**Assignment**
All entries below are to be set down again exactly as given.

**Records for this exercise**
───
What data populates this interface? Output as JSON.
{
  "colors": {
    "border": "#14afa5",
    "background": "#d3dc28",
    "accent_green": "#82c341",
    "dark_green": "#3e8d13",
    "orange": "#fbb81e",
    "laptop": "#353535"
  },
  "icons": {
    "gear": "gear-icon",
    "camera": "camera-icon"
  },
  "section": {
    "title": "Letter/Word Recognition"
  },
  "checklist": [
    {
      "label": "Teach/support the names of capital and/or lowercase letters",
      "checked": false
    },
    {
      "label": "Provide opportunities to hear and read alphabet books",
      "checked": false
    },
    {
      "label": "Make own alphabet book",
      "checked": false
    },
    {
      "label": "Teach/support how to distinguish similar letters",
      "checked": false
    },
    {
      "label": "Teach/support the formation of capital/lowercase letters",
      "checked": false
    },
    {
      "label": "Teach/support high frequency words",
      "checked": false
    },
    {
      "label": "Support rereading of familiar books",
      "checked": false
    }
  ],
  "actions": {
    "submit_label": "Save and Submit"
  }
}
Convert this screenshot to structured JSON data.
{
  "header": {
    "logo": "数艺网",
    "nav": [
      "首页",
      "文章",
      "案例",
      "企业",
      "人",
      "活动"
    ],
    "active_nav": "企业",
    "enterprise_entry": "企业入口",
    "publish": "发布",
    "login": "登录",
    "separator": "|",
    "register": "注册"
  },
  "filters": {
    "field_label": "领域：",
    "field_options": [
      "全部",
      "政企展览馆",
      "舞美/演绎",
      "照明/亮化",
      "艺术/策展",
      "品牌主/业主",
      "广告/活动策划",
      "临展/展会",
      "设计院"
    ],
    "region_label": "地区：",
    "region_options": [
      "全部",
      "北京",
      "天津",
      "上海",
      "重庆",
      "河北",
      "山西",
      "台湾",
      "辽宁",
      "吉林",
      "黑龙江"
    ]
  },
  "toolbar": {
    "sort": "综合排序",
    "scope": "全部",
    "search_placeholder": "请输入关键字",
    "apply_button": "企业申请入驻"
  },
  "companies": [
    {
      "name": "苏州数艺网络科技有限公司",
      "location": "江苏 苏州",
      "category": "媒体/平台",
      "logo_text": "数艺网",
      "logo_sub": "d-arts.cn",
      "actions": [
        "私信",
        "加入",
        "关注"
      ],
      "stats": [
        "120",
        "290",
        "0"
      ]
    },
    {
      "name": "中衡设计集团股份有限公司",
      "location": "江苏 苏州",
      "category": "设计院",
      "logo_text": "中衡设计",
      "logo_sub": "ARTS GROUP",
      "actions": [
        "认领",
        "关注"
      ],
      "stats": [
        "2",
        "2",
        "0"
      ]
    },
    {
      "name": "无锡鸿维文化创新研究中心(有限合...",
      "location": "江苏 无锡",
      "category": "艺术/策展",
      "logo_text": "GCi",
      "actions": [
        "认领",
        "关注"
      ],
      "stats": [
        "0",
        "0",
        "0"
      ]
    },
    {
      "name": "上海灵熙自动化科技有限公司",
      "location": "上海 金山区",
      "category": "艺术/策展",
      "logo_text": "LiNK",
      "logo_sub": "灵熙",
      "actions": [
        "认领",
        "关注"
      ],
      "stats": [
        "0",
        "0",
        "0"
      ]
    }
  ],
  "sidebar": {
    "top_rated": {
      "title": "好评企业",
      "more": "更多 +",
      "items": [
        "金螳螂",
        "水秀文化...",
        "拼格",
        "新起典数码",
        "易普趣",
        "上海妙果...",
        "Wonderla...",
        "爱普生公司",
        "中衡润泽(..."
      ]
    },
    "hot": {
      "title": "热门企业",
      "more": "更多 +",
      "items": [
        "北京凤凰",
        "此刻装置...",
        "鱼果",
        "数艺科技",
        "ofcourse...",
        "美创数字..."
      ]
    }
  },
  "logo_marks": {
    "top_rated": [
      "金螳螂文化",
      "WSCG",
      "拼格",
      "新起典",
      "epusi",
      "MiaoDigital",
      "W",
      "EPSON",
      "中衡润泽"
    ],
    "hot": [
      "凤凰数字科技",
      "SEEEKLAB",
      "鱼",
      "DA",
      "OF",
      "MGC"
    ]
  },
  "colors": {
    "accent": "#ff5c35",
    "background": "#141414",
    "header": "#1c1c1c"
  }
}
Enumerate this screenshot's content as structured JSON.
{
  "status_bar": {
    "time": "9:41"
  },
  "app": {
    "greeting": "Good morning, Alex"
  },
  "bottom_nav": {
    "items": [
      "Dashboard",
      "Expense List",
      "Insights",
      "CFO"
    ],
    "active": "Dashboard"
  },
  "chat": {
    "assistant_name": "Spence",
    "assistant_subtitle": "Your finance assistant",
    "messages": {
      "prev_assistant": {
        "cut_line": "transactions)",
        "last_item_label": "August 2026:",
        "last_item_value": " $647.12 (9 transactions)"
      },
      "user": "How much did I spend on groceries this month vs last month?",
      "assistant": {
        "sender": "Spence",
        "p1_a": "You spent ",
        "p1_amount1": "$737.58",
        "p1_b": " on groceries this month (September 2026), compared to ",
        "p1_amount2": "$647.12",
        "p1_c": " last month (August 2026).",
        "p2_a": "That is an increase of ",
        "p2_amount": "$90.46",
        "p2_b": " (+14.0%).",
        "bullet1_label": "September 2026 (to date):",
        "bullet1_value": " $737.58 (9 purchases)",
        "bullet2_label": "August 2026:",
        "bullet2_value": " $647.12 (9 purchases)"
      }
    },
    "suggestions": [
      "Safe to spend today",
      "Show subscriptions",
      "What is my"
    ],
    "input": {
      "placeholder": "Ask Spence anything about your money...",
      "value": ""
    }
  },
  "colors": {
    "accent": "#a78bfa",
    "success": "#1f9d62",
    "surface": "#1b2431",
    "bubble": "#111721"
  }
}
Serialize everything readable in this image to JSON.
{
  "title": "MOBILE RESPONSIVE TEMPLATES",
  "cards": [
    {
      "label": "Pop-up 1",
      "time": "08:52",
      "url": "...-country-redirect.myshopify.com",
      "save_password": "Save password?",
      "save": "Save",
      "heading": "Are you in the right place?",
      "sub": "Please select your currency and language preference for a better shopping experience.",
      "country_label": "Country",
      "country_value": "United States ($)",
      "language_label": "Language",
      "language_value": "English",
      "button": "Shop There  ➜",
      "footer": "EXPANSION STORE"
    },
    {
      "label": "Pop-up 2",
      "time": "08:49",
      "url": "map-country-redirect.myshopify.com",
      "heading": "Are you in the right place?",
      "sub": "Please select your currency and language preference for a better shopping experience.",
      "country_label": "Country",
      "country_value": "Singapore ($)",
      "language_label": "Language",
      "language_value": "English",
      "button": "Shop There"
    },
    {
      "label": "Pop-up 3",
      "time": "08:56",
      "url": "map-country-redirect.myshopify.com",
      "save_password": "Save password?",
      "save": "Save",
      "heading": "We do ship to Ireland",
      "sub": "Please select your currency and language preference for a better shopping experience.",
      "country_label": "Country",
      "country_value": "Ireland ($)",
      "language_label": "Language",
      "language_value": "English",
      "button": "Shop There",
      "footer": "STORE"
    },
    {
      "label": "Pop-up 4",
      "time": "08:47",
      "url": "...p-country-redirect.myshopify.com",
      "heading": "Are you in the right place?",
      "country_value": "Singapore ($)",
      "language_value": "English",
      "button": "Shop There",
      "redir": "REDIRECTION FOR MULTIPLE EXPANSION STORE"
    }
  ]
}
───
**Exercise result**
What data populates this interface? Output as JSON.
{
  "colors": {
    "border": "#14afa5",
    "background": "#d3dc28",
    "accent_green": "#82c341",
    "dark_green": "#3e8d13",
    "orange": "#fbb81e",
    "laptop": "#353535"
  },
  "icons": {
    "gear": "gear-icon",
    "camera": "camera-icon"
  },
  "section": {
    "title": "Letter/Word Recognition"
  },
  "checklist": [
    {
      "label": "Teach/support the names of capital and/or lowercase letters",
      "checked": false
    },
    {
      "label": "Provide opportunities to hear and read alphabet books",
      "checked": false
    },
    {
      "label": "Make own alphabet book",
      "checked": false
    },
    {
      "label": "Teach/support how to distinguish similar letters",
      "checked": false
    },
    {
      "label": "Teach/support the formation of capital/lowercase letters",
      "checked": false
    },
    {
      "label": "Teach/support high frequency words",
      "checked": false
    },
    {
      "label": "Support rereading of familiar books",
      "checked": false
    }
  ],
  "actions": {
    "submit_label": "Save and Submit"
  }
}
Convert this screenshot to structured JSON data.
{
  "header": {
    "logo": "数艺网",
    "nav": [
      "首页",
      "文章",
      "案例",
      "企业",
      "人",
      "活动"
    ],
    "active_nav": "企业",
    "enterprise_entry": "企业入口",
    "publish": "发布",
    "login": "登录",
    "separator": "|",
    "register": "注册"
  },
  "filters": {
    "field_label": "领域：",
    "field_options": [
      "全部",
      "政企展览馆",
      "舞美/演绎",
      "照明/亮化",
      "艺术/策展",
      "品牌主/业主",
      "广告/活动策划",
      "临展/展会",
      "设计院"
    ],
    "region_label": "地区：",
    "region_options": [
      "全部",
      "北京",
      "天津",
      "上海",
      "重庆",
      "河北",
      "山西",
      "台湾",
      "辽宁",
      "吉林",
      "黑龙江"
    ]
  },
  "toolbar": {
    "sort": "综合排序",
    "scope": "全部",
    "search_placeholder": "请输入关键字",
    "apply_button": "企业申请入驻"
  },
  "companies": [
    {
      "name": "苏州数艺网络科技有限公司",
      "location": "江苏 苏州",
      "category": "媒体/平台",
      "logo_text": "数艺网",
      "logo_sub": "d-arts.cn",
      "actions": [
        "私信",
        "加入",
        "关注"
      ],
      "stats": [
        "120",
        "290",
        "0"
      ]
    },
    {
      "name": "中衡设计集团股份有限公司",
      "location": "江苏 苏州",
      "category": "设计院",
      "logo_text": "中衡设计",
      "logo_sub": "ARTS GROUP",
      "actions": [
        "认领",
        "关注"
      ],
      "stats": [
        "2",
        "2",
        "0"
      ]
    },
    {
      "name": "无锡鸿维文化创新研究中心(有限合...",
      "location": "江苏 无锡",
      "category": "艺术/策展",
      "logo_text": "GCi",
      "actions": [
        "认领",
        "关注"
      ],
      "stats": [
        "0",
        "0",
        "0"
      ]
    },
    {
      "name": "上海灵熙自动化科技有限公司",
      "location": "上海 金山区",
      "category": "艺术/策展",
      "logo_text": "LiNK",
      "logo_sub": "灵熙",
      "actions": [
        "认领",
        "关注"
      ],
      "stats": [
        "0",
        "0",
        "0"
      ]
    }
  ],
  "sidebar": {
    "top_rated": {
      "title": "好评企业",
      "more": "更多 +",
      "items": [
        "金螳螂",
        "水秀文化...",
        "拼格",
        "新起典数码",
        "易普趣",
        "上海妙果...",
        "Wonderla...",
        "爱普生公司",
        "中衡润泽(..."
      ]
    },
    "hot": {
      "title": "热门企业",
      "more": "更多 +",
      "items": [
        "北京凤凰",
        "此刻装置...",
        "鱼果",
        "数艺科技",
        "ofcourse...",
        "美创数字..."
      ]
    }
  },
  "logo_marks": {
    "top_rated": [
      "金螳螂文化",
      "WSCG",
      "拼格",
      "新起典",
      "epusi",
      "MiaoDigital",
      "W",
      "EPSON",
      "中衡润泽"
    ],
    "hot": [
      "凤凰数字科技",
      "SEEEKLAB",
      "鱼",
      "DA",
      "OF",
      "MGC"
    ]
  },
  "colors": {
    "accent": "#ff5c35",
    "background": "#141414",
    "header": "#1c1c1c"
  }
}
Enumerate this screenshot's content as structured JSON.
{
  "status_bar": {
    "time": "9:41"
  },
  "app": {
    "greeting": "Good morning, Alex"
  },
  "bottom_nav": {
    "items": [
      "Dashboard",
      "Expense List",
      "Insights",
      "CFO"
    ],
    "active": "Dashboard"
  },
  "chat": {
    "assistant_name": "Spence",
    "assistant_subtitle": "Your finance assistant",
    "messages": {
      "prev_assistant": {
        "cut_line": "transactions)",
        "last_item_label": "August 2026:",
        "last_item_value": " $647.12 (9 transactions)"
      },
      "user": "How much did I spend on groceries this month vs last month?",
      "assistant": {
        "sender": "Spence",
        "p1_a": "You spent ",
        "p1_amount1": "$737.58",
        "p1_b": " on groceries this month (September 2026), compared to ",
        "p1_amount2": "$647.12",
        "p1_c": " last month (August 2026).",
        "p2_a": "That is an increase of ",
        "p2_amount": "$90.46",
        "p2_b": " (+14.0%).",
        "bullet1_label": "September 2026 (to date):",
        "bullet1_value": " $737.58 (9 purchases)",
        "bullet2_label": "August 2026:",
        "bullet2_value": " $647.12 (9 purchases)"
      }
    },
    "suggestions": [
      "Safe to spend today",
      "Show subscriptions",
      "What is my"
    ],
    "input": {
      "placeholder": "Ask Spence anything about your money...",
      "value": ""
    }
  },
  "colors": {
    "accent": "#a78bfa",
    "success": "#1f9d62",
    "surface": "#1b2431",
    "bubble": "#111721"
  }
}
Serialize everything readable in this image to JSON.
{
  "title": "MOBILE RESPONSIVE TEMPLATES",
  "cards": [
    {
      "label": "Pop-up 1",
      "time": "08:52",
      "url": "...-country-redirect.myshopify.com",
      "save_password": "Save password?",
      "save": "Save",
      "heading": "Are you in the right place?",
      "sub": "Please select your currency and language preference for a better shopping experience.",
      "country_label": "Country",
      "country_value": "United States ($)",
      "language_label": "Language",
      "language_value": "English",
      "button": "Shop There  ➜",
      "footer": "EXPANSION STORE"
    },
    {
      "label": "Pop-up 2",
      "time": "08:49",
      "url": "map-country-redirect.myshopify.com",
      "heading": "Are you in the right place?",
      "sub": "Please select your currency and language preference for a better shopping experience.",
      "country_label": "Country",
      "country_value": "Singapore ($)",
      "language_label": "Language",
      "language_value": "English",
      "button": "Shop There"
    },
    {
      "label": "Pop-up 3",
      "time": "08:56",
      "url": "map-country-redirect.myshopify.com",
      "save_password": "Save password?",
      "save": "Save",
      "heading": "We do ship to Ireland",
      "sub": "Please select your currency and language preference for a better shopping experience.",
      "country_label": "Country",
      "country_value": "Ireland ($)",
      "language_label": "Language",
      "language_value": "English",
      "button": "Shop There",
      "footer": "STORE"
    },
    {
      "label": "Pop-up 4",
      "time": "08:47",
      "url": "...p-country-redirect.myshopify.com",
      "heading": "Are you in the right place?",
      "country_value": "Singapore ($)",
      "language_value": "English",
      "button": "Shop There",
      "redir": "REDIRECTION FOR MULTIPLE EXPANSION STORE"
    }
  ]
}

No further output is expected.